A recent publication in Laser & Photonics Reviews showcases a successful collaboration between IMEC and Graphenea, resulting in the integration of graphene into CMOS processes. This breakthrough enables wafer-scale integration and upscaling of graphene devices and is part of the Graphene Flagship's Work Package 10 (WP10), focused on "Wafer scale integration."
This scientific paper discusses the potential of using graphene in real-world systems and the need to demonstrate its competitive performance, reliability, and a path to large-scale manufacturing. The researchers used single-layer graphene electro-absorption modulators as a test vehicle and integrated them into a 300mm pilot CMOS foundry environment. By analyzing data from hundreds of devices per wafer, they identified and optimized the impact of specific processing steps on the performance. After optimization, they demonstrated a modulation depth of 50 dB/mm and an electro-optical bandwidth of up to 15.1 GHz for 25μm-long devices. These results were achieved using a CMOS-compatible process, which allows for high-volume, low-cost manufacturing. The researchers believe that this work resolves the bottleneck of graphene wafer-scale integration, and the CMOS-compatible processing enables the co-integration of graphene-based devices with other photonics and electronics building blocks on the same chip.

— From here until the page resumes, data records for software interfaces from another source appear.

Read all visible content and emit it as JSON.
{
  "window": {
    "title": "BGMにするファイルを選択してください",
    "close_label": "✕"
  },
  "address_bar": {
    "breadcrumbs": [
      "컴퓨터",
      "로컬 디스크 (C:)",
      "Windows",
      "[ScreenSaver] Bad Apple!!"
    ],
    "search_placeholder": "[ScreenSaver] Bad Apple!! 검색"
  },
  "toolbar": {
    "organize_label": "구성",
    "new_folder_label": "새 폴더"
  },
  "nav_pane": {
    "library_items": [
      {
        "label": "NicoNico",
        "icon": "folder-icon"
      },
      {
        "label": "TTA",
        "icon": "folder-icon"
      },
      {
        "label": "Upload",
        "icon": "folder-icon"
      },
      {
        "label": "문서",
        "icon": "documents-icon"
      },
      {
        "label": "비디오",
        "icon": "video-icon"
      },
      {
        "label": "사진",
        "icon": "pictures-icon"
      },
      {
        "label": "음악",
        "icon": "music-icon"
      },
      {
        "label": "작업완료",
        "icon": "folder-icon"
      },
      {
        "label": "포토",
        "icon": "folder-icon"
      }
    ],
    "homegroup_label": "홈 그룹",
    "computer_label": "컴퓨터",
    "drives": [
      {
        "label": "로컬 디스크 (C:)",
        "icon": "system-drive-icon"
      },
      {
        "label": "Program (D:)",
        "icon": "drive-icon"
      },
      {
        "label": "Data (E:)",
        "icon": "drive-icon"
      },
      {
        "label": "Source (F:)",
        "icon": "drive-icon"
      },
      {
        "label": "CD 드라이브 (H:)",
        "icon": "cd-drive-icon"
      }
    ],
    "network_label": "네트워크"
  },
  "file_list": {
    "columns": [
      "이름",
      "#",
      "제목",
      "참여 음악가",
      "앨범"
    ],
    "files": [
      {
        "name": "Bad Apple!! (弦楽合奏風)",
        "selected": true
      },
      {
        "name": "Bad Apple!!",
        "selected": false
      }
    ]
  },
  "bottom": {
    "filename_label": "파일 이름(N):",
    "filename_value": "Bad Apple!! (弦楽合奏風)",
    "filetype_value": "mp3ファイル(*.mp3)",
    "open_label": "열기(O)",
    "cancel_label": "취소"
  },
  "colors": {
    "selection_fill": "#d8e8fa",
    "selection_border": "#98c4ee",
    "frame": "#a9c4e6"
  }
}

Figure: Wafer-scale graphene manufacturing. Image from Wu et al, Laser & Photonics Reviews 2023.
The researchers conducted processing on a 6-inch graphene layer that was grown using chemical vapor deposition (CVD) and transferred to a semiconductor wafer using Graphenea’s patented transfer process. Wafer-scale devices were built on the graphene layer using damascene contact and hardmask lithography in accordance with industry standards. The researchers found that the quality of the graphene and the electric field homogeneity, which both affect the modulation depth (electro-optic performance) of the final device, are impacted by the surface flatness. To improve flatness, a uniform capping layer was added, resulting in increased device yield. The capping layer also reduced the impact of later integration steps on the graphene layer. Additionally, the time delay involved in constructing damascene contacts affects the contact resistance and the 3dB bandwidth of the electro-absorption modulators (EAMs). By optimizing these three critical processing steps and implementing a dedicated integration approach compatible with CMOS, the researchers achieved a device yield of over 95%, with values for loss, extinction ratio, and 3dB bandwidth comparable to CVD graphene devices previously demonstrated only on much smaller scales and in laboratory conditions.
The findings from this study can be extended to develop a library of sophisticated graphene-based optoelectronic devices, such as modulators, photodetectors, and sensors. The researchers' work will support the industrial adoption of graphene-based photonics devices and pave the way for next-generation datacom and telecommunications applications.